## Data section
☆ ☆ ☆ ☆ ☆ ☆ ☆

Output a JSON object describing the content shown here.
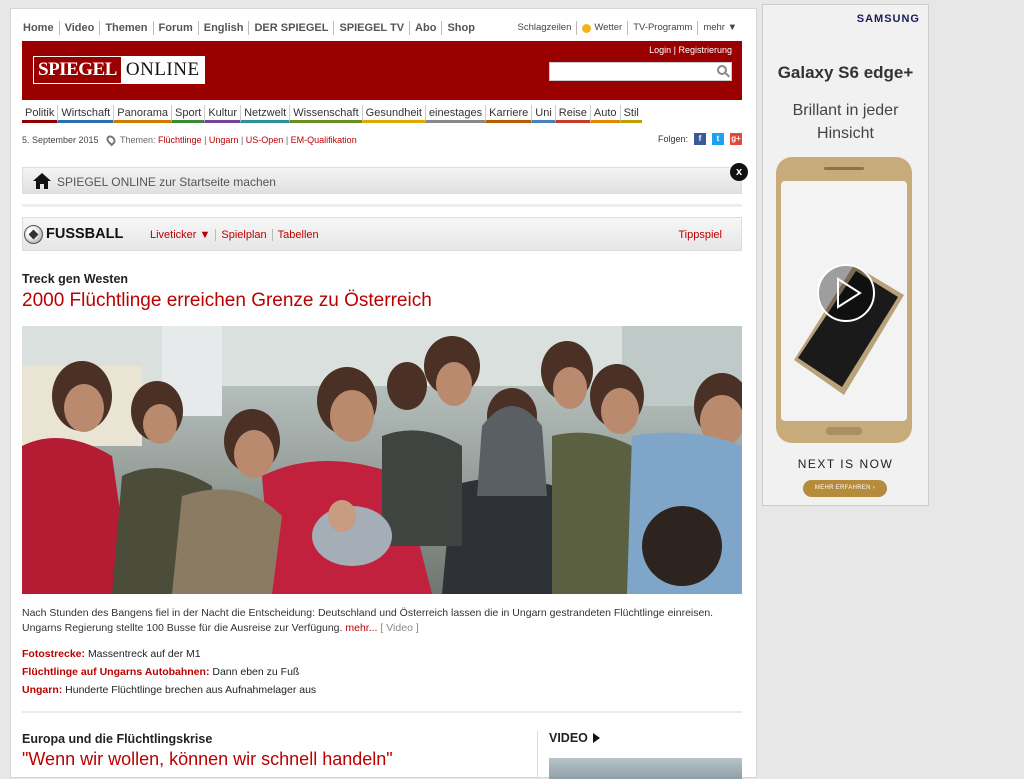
{
  "topnav": {
    "left": [
      "Home",
      "Video",
      "Themen",
      "Forum",
      "English",
      "DER SPIEGEL",
      "SPIEGEL TV",
      "Abo",
      "Shop"
    ],
    "right": {
      "schlagzeilen": "Schlagzeilen",
      "wetter": "Wetter",
      "tv": "TV-Programm",
      "mehr": "mehr ▼"
    }
  },
  "header": {
    "logo_a": "SPIEGEL",
    "logo_b": "ONLINE",
    "login": "Login",
    "register": "Registrierung",
    "search_placeholder": ""
  },
  "catnav": [
    {
      "label": "Politik",
      "color": "#8b0000"
    },
    {
      "label": "Wirtschaft",
      "color": "#2a6fb0"
    },
    {
      "label": "Panorama",
      "color": "#d07a00"
    },
    {
      "label": "Sport",
      "color": "#3a8a3a"
    },
    {
      "label": "Kultur",
      "color": "#7a3f96"
    },
    {
      "label": "Netzwelt",
      "color": "#2d8fa0"
    },
    {
      "label": "Wissenschaft",
      "color": "#6b8e23"
    },
    {
      "label": "Gesundheit",
      "color": "#e0a800"
    },
    {
      "label": "einestages",
      "color": "#888888"
    },
    {
      "label": "Karriere",
      "color": "#b45f06"
    },
    {
      "label": "Uni",
      "color": "#4a7fc0"
    },
    {
      "label": "Reise",
      "color": "#c43c2a"
    },
    {
      "label": "Auto",
      "color": "#e48800"
    },
    {
      "label": "Stil",
      "color": "#c0a000"
    }
  ],
  "dateline": {
    "date": "5. September 2015",
    "themes_label": "Themen:",
    "themes": [
      "Flüchtlinge",
      "Ungarn",
      "US-Open",
      "EM-Qualifikation"
    ],
    "follow": "Folgen:",
    "social": [
      "f",
      "t",
      "g+"
    ]
  },
  "startbar": {
    "text": "SPIEGEL ONLINE zur Startseite machen",
    "close": "x"
  },
  "fussball": {
    "title": "FUSSBALL",
    "links": [
      "Liveticker ▼",
      "Spielplan",
      "Tabellen"
    ],
    "tippspiel": "Tippspiel"
  },
  "lead": {
    "kicker": "Treck gen Westen",
    "headline": "2000 Flüchtlinge erreichen Grenze zu Österreich",
    "teaser": "Nach Stunden des Bangens fiel in der Nacht die Entscheidung: Deutschland und Österreich lassen die in Ungarn gestrandeten Flüchtlinge einreisen. Ungarns Regierung stellte 100 Busse für die Ausreise zur Verfügung.",
    "more": "mehr...",
    "video": "[ Video ]",
    "related": [
      {
        "kicker": "Fotostrecke:",
        "text": "Massentreck auf der M1"
      },
      {
        "kicker": "Flüchtlinge auf Ungarns Autobahnen:",
        "text": "Dann eben zu Fuß"
      },
      {
        "kicker": "Ungarn:",
        "text": "Hunderte Flüchtlinge brechen aus Aufnahmelager aus"
      }
    ]
  },
  "second": {
    "kicker": "Europa und die Flüchtlingskrise",
    "headline": "\"Wenn wir wollen, können wir schnell handeln\""
  },
  "video_box": {
    "title": "VIDEO"
  },
  "ad": {
    "brand": "SAMSUNG",
    "model": "Galaxy S6 edge+",
    "tagline_1": "Brillant in jeder",
    "tagline_2": "Hinsicht",
    "next": "NEXT IS NOW",
    "cta": "MEHR ERFAHREN ›"
  }
}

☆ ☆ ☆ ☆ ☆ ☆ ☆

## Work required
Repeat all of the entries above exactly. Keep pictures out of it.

## Output
Output a JSON object describing the content shown here.
{
  "topnav": {
    "left": [
      "Home",
      "Video",
      "Themen",
      "Forum",
      "English",
      "DER SPIEGEL",
      "SPIEGEL TV",
      "Abo",
      "Shop"
    ],
    "right": {
      "schlagzeilen": "Schlagzeilen",
      "wetter": "Wetter",
      "tv": "TV-Programm",
      "mehr": "mehr ▼"
    }
  },
  "header": {
    "logo_a": "SPIEGEL",
    "logo_b": "ONLINE",
    "login": "Login",
    "register": "Registrierung",
    "search_placeholder": ""
  },
  "catnav": [
    {
      "label": "Politik",
      "color": "#8b0000"
    },
    {
      "label": "Wirtschaft",
      "color": "#2a6fb0"
    },
    {
      "label": "Panorama",
      "color": "#d07a00"
    },
    {
      "label": "Sport",
      "color": "#3a8a3a"
    },
    {
      "label": "Kultur",
      "color": "#7a3f96"
    },
    {
      "label": "Netzwelt",
      "color": "#2d8fa0"
    },
    {
      "label": "Wissenschaft",
      "color": "#6b8e23"
    },
    {
      "label": "Gesundheit",
      "color": "#e0a800"
    },
    {
      "label": "einestages",
      "color": "#888888"
    },
    {
      "label": "Karriere",
      "color": "#b45f06"
    },
    {
      "label": "Uni",
      "color": "#4a7fc0"
    },
    {
      "label": "Reise",
      "color": "#c43c2a"
    },
    {
      "label": "Auto",
      "color": "#e48800"
    },
    {
      "label": "Stil",
      "color": "#c0a000"
    }
  ],
  "dateline": {
    "date": "5. September 2015",
    "themes_label": "Themen:",
    "themes": [
      "Flüchtlinge",
      "Ungarn",
      "US-Open",
      "EM-Qualifikation"
    ],
    "follow": "Folgen:",
    "social": [
      "f",
      "t",
      "g+"
    ]
  },
  "startbar": {
    "text": "SPIEGEL ONLINE zur Startseite machen",
    "close": "x"
  },
  "fussball": {
    "title": "FUSSBALL",
    "links": [
      "Liveticker ▼",
      "Spielplan",
      "Tabellen"
    ],
    "tippspiel": "Tippspiel"
  },
  "lead": {
    "kicker": "Treck gen Westen",
    "headline": "2000 Flüchtlinge erreichen Grenze zu Österreich",
    "teaser": "Nach Stunden des Bangens fiel in der Nacht die Entscheidung: Deutschland und Österreich lassen die in Ungarn gestrandeten Flüchtlinge einreisen. Ungarns Regierung stellte 100 Busse für die Ausreise zur Verfügung.",
    "more": "mehr...",
    "video": "[ Video ]",
    "related": [
      {
        "kicker": "Fotostrecke:",
        "text": "Massentreck auf der M1"
      },
      {
        "kicker": "Flüchtlinge auf Ungarns Autobahnen:",
        "text": "Dann eben zu Fuß"
      },
      {
        "kicker": "Ungarn:",
        "text": "Hunderte Flüchtlinge brechen aus Aufnahmelager aus"
      }
    ]
  },
  "second": {
    "kicker": "Europa und die Flüchtlingskrise",
    "headline": "\"Wenn wir wollen, können wir schnell handeln\""
  },
  "video_box": {
    "title": "VIDEO"
  },
  "ad": {
    "brand": "SAMSUNG",
    "model": "Galaxy S6 edge+",
    "tagline_1": "Brillant in jeder",
    "tagline_2": "Hinsicht",
    "next": "NEXT IS NOW",
    "cta": "MEHR ERFAHREN ›"
  }
}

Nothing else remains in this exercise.